§ **Problem to work on**
Lines containing "documents" should be pulled from the material below.

§ **Exercise input**
------------------------------

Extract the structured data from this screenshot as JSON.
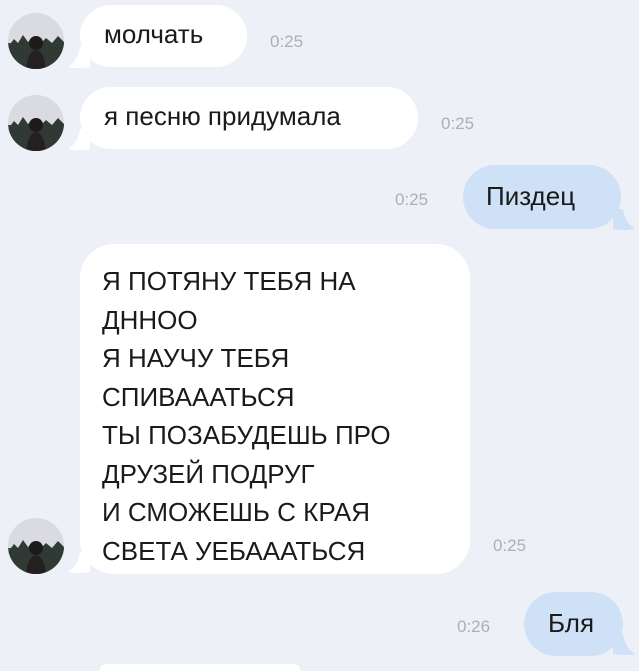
{
  "colors": {
    "background": "#edf1f7",
    "incoming_bubble": "#ffffff",
    "outgoing_bubble": "#cfe1f6",
    "timestamp": "#a9b0b9"
  },
  "messages": [
    {
      "direction": "incoming",
      "text": "молчать",
      "time": "0:25",
      "avatar": "user-avatar-icon"
    },
    {
      "direction": "incoming",
      "text": "я песню придумала",
      "time": "0:25",
      "avatar": "user-avatar-icon"
    },
    {
      "direction": "outgoing",
      "text": "Пиздец",
      "time": "0:25"
    },
    {
      "direction": "incoming",
      "text": "Я ПОТЯНУ ТЕБЯ НА\nДННОО\nЯ НАУЧУ ТЕБЯ\nСПИВАААТЬСЯ\nТЫ ПОЗАБУДЕШЬ ПРО\nДРУЗЕЙ ПОДРУГ\nИ СМОЖЕШЬ С КРАЯ\nСВЕТА УЕБАААТЬСЯ",
      "time": "0:25",
      "avatar": "user-avatar-icon"
    },
    {
      "direction": "outgoing",
      "text": "Бля",
      "time": "0:26"
    }
  ]
}
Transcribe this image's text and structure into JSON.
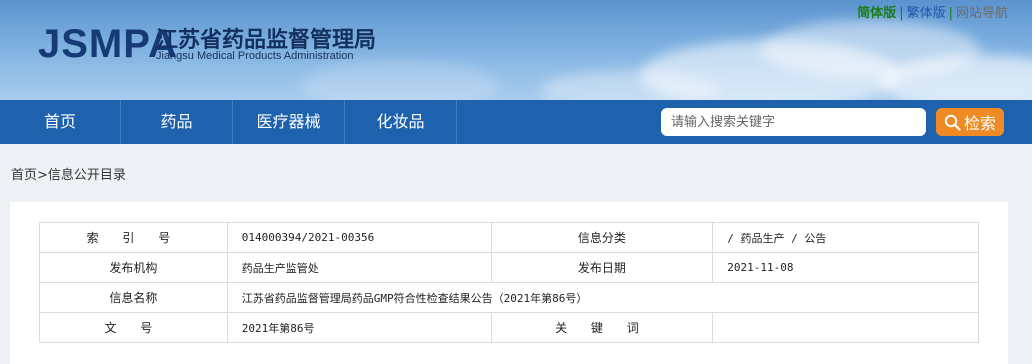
{
  "header": {
    "logo_abbr": "JSMPA",
    "title_cn": "江苏省药品监督管理局",
    "title_en": "Jiangsu Medical Products Administration",
    "lang_links": {
      "simplified": "简体版",
      "traditional": "繁体版",
      "site_nav": "网站导航",
      "separator": "|"
    }
  },
  "nav": {
    "items": [
      "首页",
      "药品",
      "医疗器械",
      "化妆品"
    ]
  },
  "search": {
    "placeholder": "请输入搜索关键字",
    "button_label": "检索"
  },
  "breadcrumb": {
    "home": "首页",
    "sep": ">",
    "current": "信息公开目录"
  },
  "info_table": {
    "index_label": "索 引 号",
    "index_value": "014000394/2021-00356",
    "category_label": "信息分类",
    "category_value": "/  药品生产  /  公告",
    "publisher_label": "发布机构",
    "publisher_value": "药品生产监管处",
    "date_label": "发布日期",
    "date_value": "2021-11-08",
    "name_label": "信息名称",
    "name_value": "江苏省药品监督管理局药品GMP符合性检查结果公告（2021年第86号）",
    "docno_label": "文 号",
    "docno_value": "2021年第86号",
    "keywords_label": "关 键 词",
    "keywords_value": ""
  },
  "colors": {
    "nav_bg": "#1e62ad",
    "search_btn": "#f08a24",
    "header_sky": "#7db0e0"
  }
}
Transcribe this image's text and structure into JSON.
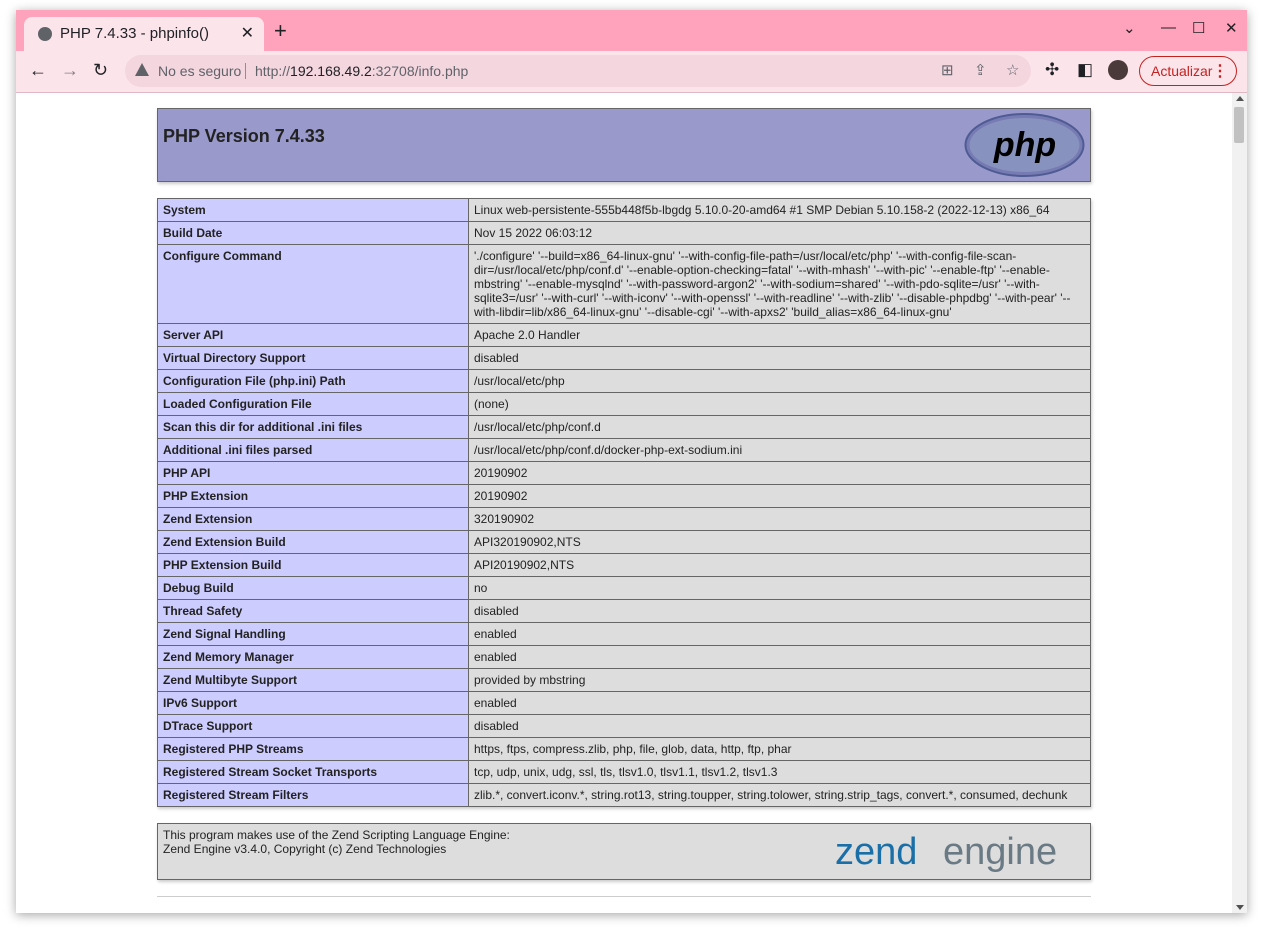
{
  "browser": {
    "tab_title": "PHP 7.4.33 - phpinfo()",
    "tab_close": "✕",
    "new_tab": "+",
    "security_label": "No es seguro",
    "url_scheme": "http://",
    "url_host": "192.168.49.2",
    "url_rest": ":32708/info.php",
    "update_label": "Actualizar",
    "icons": [
      "globe-icon",
      "close-icon",
      "plus-icon",
      "chevron-down-icon",
      "minimize-icon",
      "maximize-icon",
      "close-window-icon",
      "back-icon",
      "forward-icon",
      "reload-icon",
      "warning-icon",
      "translate-icon",
      "share-icon",
      "star-icon",
      "extensions-icon",
      "side-panel-icon",
      "avatar",
      "kebab-menu-icon"
    ]
  },
  "page": {
    "title": "PHP Version 7.4.33",
    "logo_text": "php",
    "rows": [
      {
        "k": "System",
        "v": "Linux web-persistente-555b448f5b-lbgdg 5.10.0-20-amd64 #1 SMP Debian 5.10.158-2 (2022-12-13) x86_64"
      },
      {
        "k": "Build Date",
        "v": "Nov 15 2022 06:03:12"
      },
      {
        "k": "Configure Command",
        "v": "'./configure' '--build=x86_64-linux-gnu' '--with-config-file-path=/usr/local/etc/php' '--with-config-file-scan-dir=/usr/local/etc/php/conf.d' '--enable-option-checking=fatal' '--with-mhash' '--with-pic' '--enable-ftp' '--enable-mbstring' '--enable-mysqlnd' '--with-password-argon2' '--with-sodium=shared' '--with-pdo-sqlite=/usr' '--with-sqlite3=/usr' '--with-curl' '--with-iconv' '--with-openssl' '--with-readline' '--with-zlib' '--disable-phpdbg' '--with-pear' '--with-libdir=lib/x86_64-linux-gnu' '--disable-cgi' '--with-apxs2' 'build_alias=x86_64-linux-gnu'"
      },
      {
        "k": "Server API",
        "v": "Apache 2.0 Handler"
      },
      {
        "k": "Virtual Directory Support",
        "v": "disabled"
      },
      {
        "k": "Configuration File (php.ini) Path",
        "v": "/usr/local/etc/php"
      },
      {
        "k": "Loaded Configuration File",
        "v": "(none)"
      },
      {
        "k": "Scan this dir for additional .ini files",
        "v": "/usr/local/etc/php/conf.d"
      },
      {
        "k": "Additional .ini files parsed",
        "v": "/usr/local/etc/php/conf.d/docker-php-ext-sodium.ini"
      },
      {
        "k": "PHP API",
        "v": "20190902"
      },
      {
        "k": "PHP Extension",
        "v": "20190902"
      },
      {
        "k": "Zend Extension",
        "v": "320190902"
      },
      {
        "k": "Zend Extension Build",
        "v": "API320190902,NTS"
      },
      {
        "k": "PHP Extension Build",
        "v": "API20190902,NTS"
      },
      {
        "k": "Debug Build",
        "v": "no"
      },
      {
        "k": "Thread Safety",
        "v": "disabled"
      },
      {
        "k": "Zend Signal Handling",
        "v": "enabled"
      },
      {
        "k": "Zend Memory Manager",
        "v": "enabled"
      },
      {
        "k": "Zend Multibyte Support",
        "v": "provided by mbstring"
      },
      {
        "k": "IPv6 Support",
        "v": "enabled"
      },
      {
        "k": "DTrace Support",
        "v": "disabled"
      },
      {
        "k": "Registered PHP Streams",
        "v": "https, ftps, compress.zlib, php, file, glob, data, http, ftp, phar"
      },
      {
        "k": "Registered Stream Socket Transports",
        "v": "tcp, udp, unix, udg, ssl, tls, tlsv1.0, tlsv1.1, tlsv1.2, tlsv1.3"
      },
      {
        "k": "Registered Stream Filters",
        "v": "zlib.*, convert.iconv.*, string.rot13, string.toupper, string.tolower, string.strip_tags, convert.*, consumed, dechunk"
      }
    ],
    "zend_line1": "This program makes use of the Zend Scripting Language Engine:",
    "zend_line2": "Zend Engine v3.4.0, Copyright (c) Zend Technologies",
    "zend_logo_word1": "zend",
    "zend_logo_word2": "engine"
  },
  "colors": {
    "tabbar": "#ffa2bb",
    "header_bg": "#9999cc",
    "key_bg": "#ccccff",
    "value_bg": "#dddddd",
    "accent_red": "#c5221f"
  }
}
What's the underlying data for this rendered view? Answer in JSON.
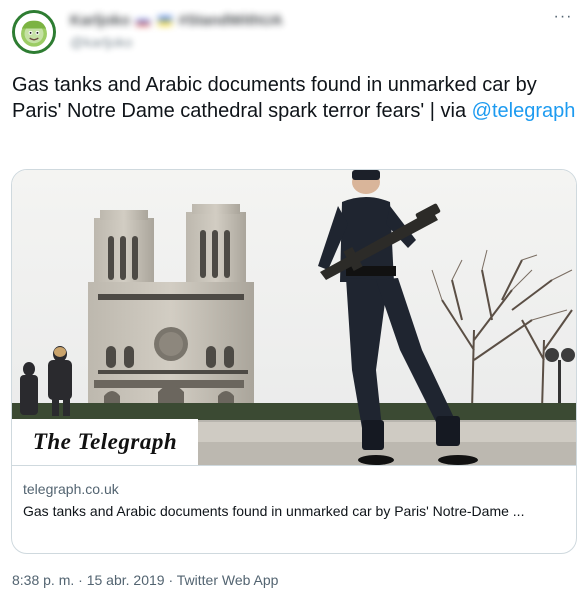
{
  "author": {
    "display_name": "Karljoko",
    "display_name_suffix": "#StandWithUA",
    "handle": "@karljoko",
    "avatar_icon": "cabbage-mascot-avatar"
  },
  "more_icon": "more-dots-icon",
  "tweet": {
    "text_main": "Gas tanks and Arabic documents found in unmarked car by Paris' Notre Dame cathedral spark terror fears' | via ",
    "mention": "@telegraph"
  },
  "card": {
    "brand": "The Telegraph",
    "domain": "telegraph.co.uk",
    "title": "Gas tanks and Arabic documents found in unmarked car by Paris' Notre-Dame ..."
  },
  "meta": {
    "time": "8:38 p. m.",
    "separator1": " · ",
    "date": "15 abr. 2019",
    "separator2": " · ",
    "source": "Twitter Web App"
  },
  "colors": {
    "link": "#1d9bf0",
    "secondary_text": "#536471",
    "border": "#cfd9de"
  }
}
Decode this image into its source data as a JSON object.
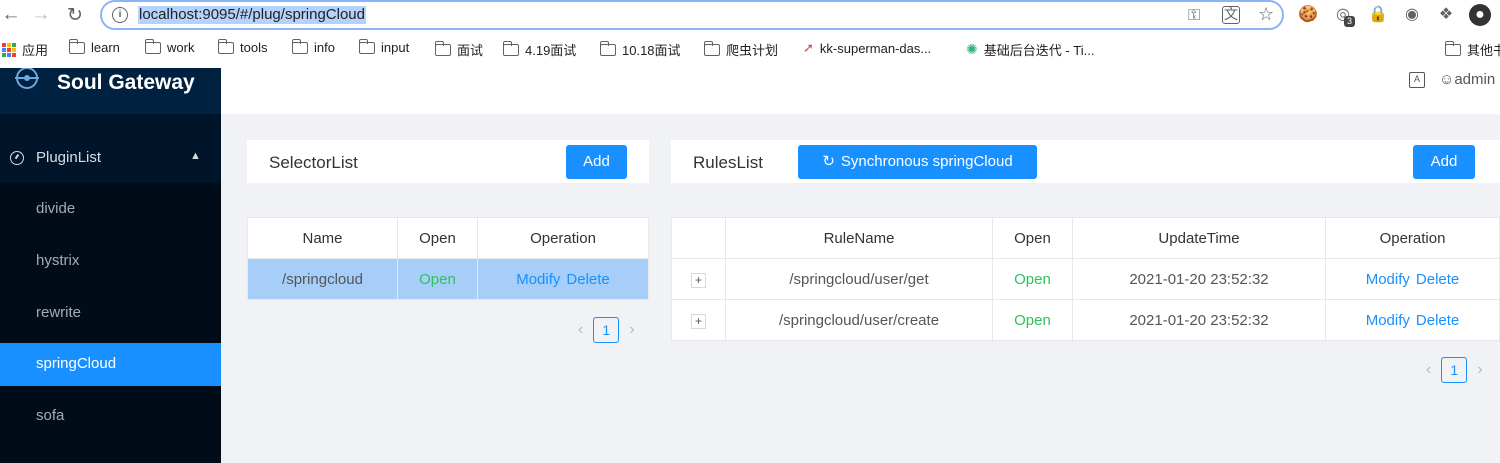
{
  "browser": {
    "url": "localhost:9095/#/plug/springCloud",
    "extension_badge": "3",
    "bookmarks": [
      {
        "label": "应用",
        "icon": "apps-grid-icon"
      },
      {
        "label": "learn",
        "icon": "folder-icon"
      },
      {
        "label": "work",
        "icon": "folder-icon"
      },
      {
        "label": "tools",
        "icon": "folder-icon"
      },
      {
        "label": "info",
        "icon": "folder-icon"
      },
      {
        "label": "input",
        "icon": "folder-icon"
      },
      {
        "label": "面试",
        "icon": "folder-icon"
      },
      {
        "label": "4.19面试",
        "icon": "folder-icon"
      },
      {
        "label": "10.18面试",
        "icon": "folder-icon"
      },
      {
        "label": "爬虫计划",
        "icon": "folder-icon"
      },
      {
        "label": "kk-superman-das...",
        "icon": "rocket-icon"
      },
      {
        "label": "基础后台迭代 - Ti...",
        "icon": "star-flower-icon"
      },
      {
        "label": "其他书",
        "icon": "folder-icon"
      }
    ]
  },
  "app": {
    "title": "Soul Gateway",
    "user": "admin",
    "sidebar": {
      "group_label": "PluginList",
      "items": [
        "divide",
        "hystrix",
        "rewrite",
        "springCloud",
        "sofa"
      ],
      "selected": "springCloud"
    },
    "selector": {
      "title": "SelectorList",
      "add_label": "Add",
      "columns": [
        "Name",
        "Open",
        "Operation"
      ],
      "rows": [
        {
          "name": "/springcloud",
          "open": "Open",
          "modify": "Modify",
          "delete": "Delete"
        }
      ],
      "page": "1"
    },
    "rules": {
      "title": "RulesList",
      "sync_label": "Synchronous springCloud",
      "add_label": "Add",
      "columns": [
        "",
        "RuleName",
        "Open",
        "UpdateTime",
        "Operation"
      ],
      "rows": [
        {
          "expand": "+",
          "name": "/springcloud/user/get",
          "open": "Open",
          "time": "2021-01-20 23:52:32",
          "modify": "Modify",
          "delete": "Delete"
        },
        {
          "expand": "+",
          "name": "/springcloud/user/create",
          "open": "Open",
          "time": "2021-01-20 23:52:32",
          "modify": "Modify",
          "delete": "Delete"
        }
      ],
      "page": "1"
    }
  },
  "colors": {
    "primary": "#1890ff",
    "sider": "#001529",
    "open": "#2fc25b",
    "selected_row": "#a6cef8"
  }
}
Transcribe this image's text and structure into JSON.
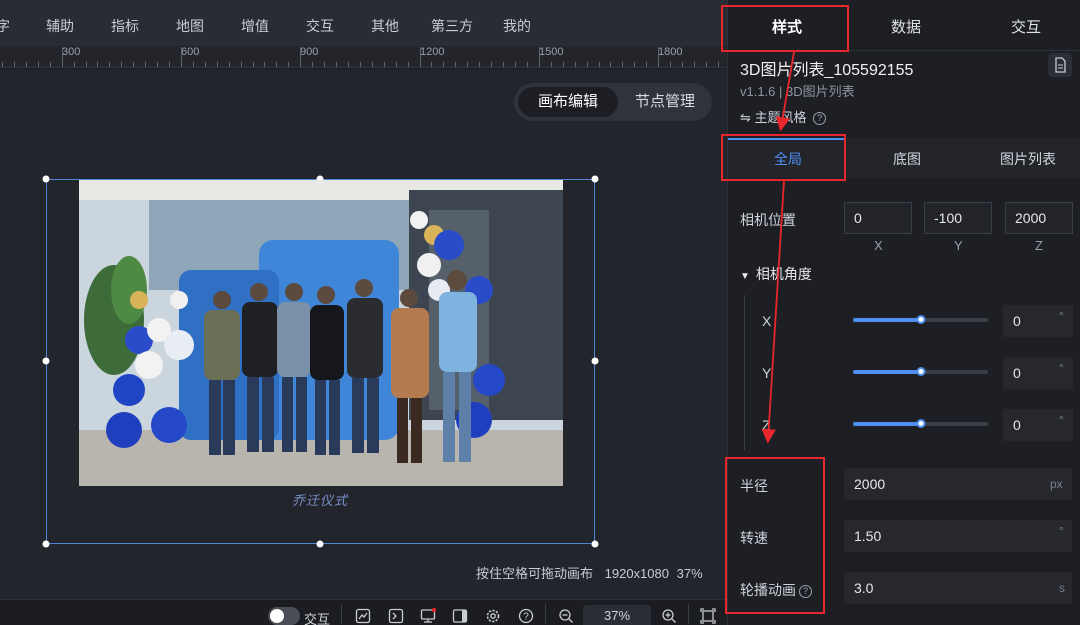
{
  "top_menu": [
    "字",
    "辅助",
    "指标",
    "地图",
    "增值",
    "交互",
    "其他",
    "第三方",
    "我的"
  ],
  "ruler": {
    "labels": [
      "300",
      "600",
      "900",
      "1200",
      "1500",
      "1800"
    ]
  },
  "canvas": {
    "mode_tabs": [
      "画布编辑",
      "节点管理"
    ],
    "photo_caption": "乔迁仪式",
    "status_hint": "按住空格可拖动画布",
    "resolution": "1920x1080",
    "zoom_percent": "37%"
  },
  "bottom_bar": {
    "interaction_label": "交互",
    "zoom_value": "37%",
    "icons": [
      "chart-icon",
      "terminal-icon",
      "monitor-icon",
      "panel-icon",
      "settings-icon",
      "help-icon",
      "zoom-out-icon",
      "zoom-in-icon",
      "fit-screen-icon"
    ]
  },
  "panel": {
    "tabs": [
      "样式",
      "数据",
      "交互"
    ],
    "component_title": "3D图片列表_105592155",
    "component_subtitle": "v1.1.6 | 3D图片列表",
    "theme_label": "主题风格",
    "sub_tabs": [
      "全局",
      "底图",
      "图片列表"
    ],
    "camera_position": {
      "label": "相机位置",
      "x": "0",
      "y": "-100",
      "z": "2000",
      "axes": [
        "X",
        "Y",
        "Z"
      ]
    },
    "camera_angle": {
      "label": "相机角度",
      "rows": [
        {
          "axis": "X",
          "value": "0",
          "unit": "°",
          "level": 0.5
        },
        {
          "axis": "Y",
          "value": "0",
          "unit": "°",
          "level": 0.5
        },
        {
          "axis": "Z",
          "value": "0",
          "unit": "°",
          "level": 0.5
        }
      ]
    },
    "radius": {
      "label": "半径",
      "value": "2000",
      "unit": "px"
    },
    "speed": {
      "label": "转速",
      "value": "1.50",
      "unit": "°"
    },
    "carousel": {
      "label": "轮播动画",
      "value": "3.0",
      "unit": "s"
    }
  },
  "colors": {
    "accent": "#4f8ef2",
    "annotation": "#e8262b",
    "selection": "#4f84d6"
  }
}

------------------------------

§ **Response area**
    "text_main": "Gas tanks and Arabic documents found in unmarked car by Paris' Notre Dame cathedral spark terror fears' | via ",
    "title": "Gas tanks and Arabic documents found in unmarked car by Paris' Notre-Dame ..."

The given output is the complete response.